EXERCISE PROMPT :: Here is the listing. Report each line in it that contains the string "label".
== Segment start ==
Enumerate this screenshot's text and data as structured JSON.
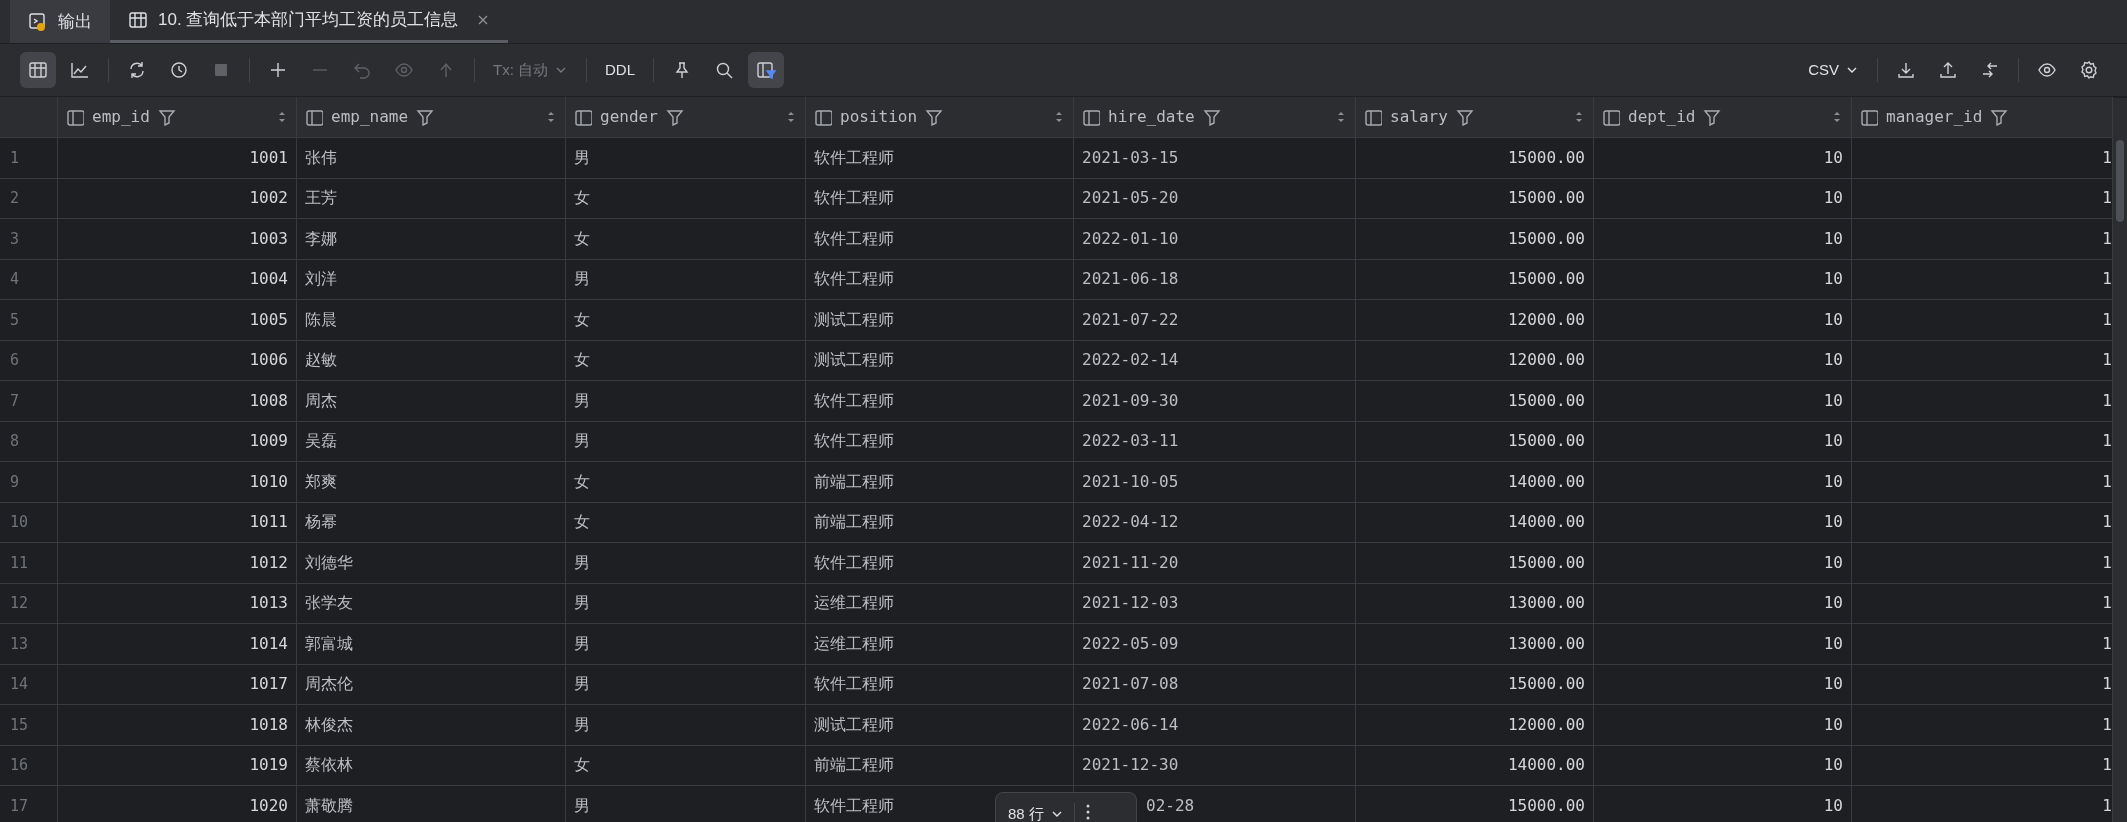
{
  "tabs": [
    {
      "label": "输出",
      "kind": "output",
      "selected": false
    },
    {
      "label": "10. 查询低于本部门平均工资的员工信息",
      "kind": "table",
      "selected": true
    }
  ],
  "toolbar": {
    "tx_mode": "Tx: 自动",
    "ddl": "DDL",
    "format": "CSV",
    "filter_active": true
  },
  "table": {
    "columns": [
      {
        "label": "emp_id",
        "kind": "number",
        "sortable": true
      },
      {
        "label": "emp_name",
        "kind": "text",
        "sortable": true
      },
      {
        "label": "gender",
        "kind": "text",
        "sortable": true
      },
      {
        "label": "position",
        "kind": "text",
        "sortable": true
      },
      {
        "label": "hire_date",
        "kind": "date",
        "sortable": true
      },
      {
        "label": "salary",
        "kind": "number",
        "sortable": true
      },
      {
        "label": "dept_id",
        "kind": "number",
        "sortable": true
      },
      {
        "label": "manager_id",
        "kind": "number",
        "sortable": false
      }
    ],
    "rows": [
      {
        "num": "1",
        "cells": [
          "1001",
          "张伟",
          "男",
          "软件工程师",
          "2021-03-15",
          "15000.00",
          "10",
          "1"
        ]
      },
      {
        "num": "2",
        "cells": [
          "1002",
          "王芳",
          "女",
          "软件工程师",
          "2021-05-20",
          "15000.00",
          "10",
          "1"
        ]
      },
      {
        "num": "3",
        "cells": [
          "1003",
          "李娜",
          "女",
          "软件工程师",
          "2022-01-10",
          "15000.00",
          "10",
          "1"
        ]
      },
      {
        "num": "4",
        "cells": [
          "1004",
          "刘洋",
          "男",
          "软件工程师",
          "2021-06-18",
          "15000.00",
          "10",
          "1"
        ]
      },
      {
        "num": "5",
        "cells": [
          "1005",
          "陈晨",
          "女",
          "测试工程师",
          "2021-07-22",
          "12000.00",
          "10",
          "1"
        ]
      },
      {
        "num": "6",
        "cells": [
          "1006",
          "赵敏",
          "女",
          "测试工程师",
          "2022-02-14",
          "12000.00",
          "10",
          "1"
        ]
      },
      {
        "num": "7",
        "cells": [
          "1008",
          "周杰",
          "男",
          "软件工程师",
          "2021-09-30",
          "15000.00",
          "10",
          "1"
        ]
      },
      {
        "num": "8",
        "cells": [
          "1009",
          "吴磊",
          "男",
          "软件工程师",
          "2022-03-11",
          "15000.00",
          "10",
          "1"
        ]
      },
      {
        "num": "9",
        "cells": [
          "1010",
          "郑爽",
          "女",
          "前端工程师",
          "2021-10-05",
          "14000.00",
          "10",
          "1"
        ]
      },
      {
        "num": "10",
        "cells": [
          "1011",
          "杨幂",
          "女",
          "前端工程师",
          "2022-04-12",
          "14000.00",
          "10",
          "1"
        ]
      },
      {
        "num": "11",
        "cells": [
          "1012",
          "刘德华",
          "男",
          "软件工程师",
          "2021-11-20",
          "15000.00",
          "10",
          "1"
        ]
      },
      {
        "num": "12",
        "cells": [
          "1013",
          "张学友",
          "男",
          "运维工程师",
          "2021-12-03",
          "13000.00",
          "10",
          "1"
        ]
      },
      {
        "num": "13",
        "cells": [
          "1014",
          "郭富城",
          "男",
          "运维工程师",
          "2022-05-09",
          "13000.00",
          "10",
          "1"
        ]
      },
      {
        "num": "14",
        "cells": [
          "1017",
          "周杰伦",
          "男",
          "软件工程师",
          "2021-07-08",
          "15000.00",
          "10",
          "1"
        ]
      },
      {
        "num": "15",
        "cells": [
          "1018",
          "林俊杰",
          "男",
          "测试工程师",
          "2022-06-14",
          "12000.00",
          "10",
          "1"
        ]
      },
      {
        "num": "16",
        "cells": [
          "1019",
          "蔡依林",
          "女",
          "前端工程师",
          "2021-12-30",
          "14000.00",
          "10",
          "1"
        ]
      },
      {
        "num": "17",
        "cells": [
          "1020",
          "萧敬腾",
          "男",
          "软件工程师",
          "02-28",
          "15000.00",
          "10",
          "1"
        ]
      }
    ]
  },
  "row_count": "88 行"
}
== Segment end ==
RESPONSE TO THIS EXERCISE ::
      "label": "输出",
      "label": "10. 查询低于本部门平均工资的员工信息",
        "label": "emp_id",
        "label": "emp_name",
        "label": "gender",
        "label": "position",
        "label": "hire_date",
        "label": "salary",
        "label": "dept_id",
        "label": "manager_id",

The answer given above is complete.